Federal education officials need to offer more resources to help K-12 schools protect themselves against cyberattacks, including working more closely with the Cyber Security Infrastructure Security Agency (CISA) and updating guidance and tools to reflect current threats, according to a recent report from the U.S. Government Accountability Office (GAO).
According to the GAO, the Department of Education has taken some steps to support schools in fending off cyberattacks. However, many resources are out of date – some of the guidelines developed by the DOE haven’t been updated since 2010.
“CISA can actually provide schools with assistance at their request to help them figure out the cause of an incident and to help them restore their systems,” said Nick Marinos, director of GAO’s Information Technology and Cybersecurity Team, during a podcast review of the report. “They also provide voluntary assessments of school systems. They can provide training exercises. On the law enforcement side, the FBI primarily conducts investigations when schools have been victims of cyberattack and they help the schools in attributing the attack, figuring out who did it, and they conduct analysis to determine other affected groups because a cyberattack may not only be limited to just one school system.”
Cyberattacks on schools have increased significantly, with 2020 marking a record-breaking year. Some of the attacks have been merely disruptive, others have resulted in multimillion-dollar losses and data breaches. Schools also face struggles procuring cyber insurance and recognize they must improve their security.

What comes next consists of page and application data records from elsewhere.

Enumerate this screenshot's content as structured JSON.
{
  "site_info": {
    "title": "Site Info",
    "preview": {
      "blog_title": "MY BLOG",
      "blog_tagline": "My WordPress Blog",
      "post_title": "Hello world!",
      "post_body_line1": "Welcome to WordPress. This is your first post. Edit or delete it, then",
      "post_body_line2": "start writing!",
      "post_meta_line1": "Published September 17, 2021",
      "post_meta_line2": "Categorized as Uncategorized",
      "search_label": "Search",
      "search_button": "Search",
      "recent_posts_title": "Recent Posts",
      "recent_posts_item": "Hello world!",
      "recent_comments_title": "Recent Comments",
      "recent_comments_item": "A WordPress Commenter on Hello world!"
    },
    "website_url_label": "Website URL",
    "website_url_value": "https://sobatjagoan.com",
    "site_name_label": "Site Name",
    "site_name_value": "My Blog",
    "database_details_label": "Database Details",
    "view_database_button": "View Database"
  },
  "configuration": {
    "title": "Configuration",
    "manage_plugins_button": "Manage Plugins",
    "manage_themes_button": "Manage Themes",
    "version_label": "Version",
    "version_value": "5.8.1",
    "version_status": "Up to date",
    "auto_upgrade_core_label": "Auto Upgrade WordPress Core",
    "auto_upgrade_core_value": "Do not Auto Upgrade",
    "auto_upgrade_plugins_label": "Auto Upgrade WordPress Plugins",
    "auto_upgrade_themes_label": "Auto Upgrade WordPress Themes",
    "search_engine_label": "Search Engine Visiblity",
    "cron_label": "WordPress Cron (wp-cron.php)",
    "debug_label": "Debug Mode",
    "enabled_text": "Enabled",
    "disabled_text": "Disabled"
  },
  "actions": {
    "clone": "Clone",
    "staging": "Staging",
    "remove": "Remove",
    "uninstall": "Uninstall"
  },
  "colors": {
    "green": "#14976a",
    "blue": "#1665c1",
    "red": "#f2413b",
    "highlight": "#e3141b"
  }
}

The threats haven’t stopped in 2021: in March, cybercriminals hit a Florida school district with a $40 million ransom and a Kentucky school district fell victim to funds transfer fraud, mistakenly paying $3.7 million to a bad actor who posed as a legitimate vendor. The list goes on: a recent Vice report using data from cybersecurity firm Emsisoft estimates that nearly 1,000 schools have dealt with ransomware events this year.
The GAO report marks renewed federal attention to cyber threats against schools. In October, President Joe Biden signed the K-12 Cybersecurity Act of 2021, requiring CISA to develop security recommendations and training guidelines for K-12 schools and to complete a study of the cyber risks facing schools by February 2022.
Additionally, a quartet of senators led by Sen. Maggie Hassan (D-N.H.) wrote to the Education Secretary Miguel Cardona and Homeland Security Secretary Alejandro Mayorkas to urge collaboration on the problem and supporting the GAO’s conclusions.
“The bottom line is that even though federal agencies do already provide a variety of products and services to help schools protect themselves against cyber threats, it’s time for them to ensure that these efforts meet current needs,” said the GAO’s Marinos. “It’s been 11 years since Education updated this plan, and a lot has obviously changed in how schools use technology and what are the types of cyber threats that they confront.”
Senior editor Erin Ayers can be reached at [email protected]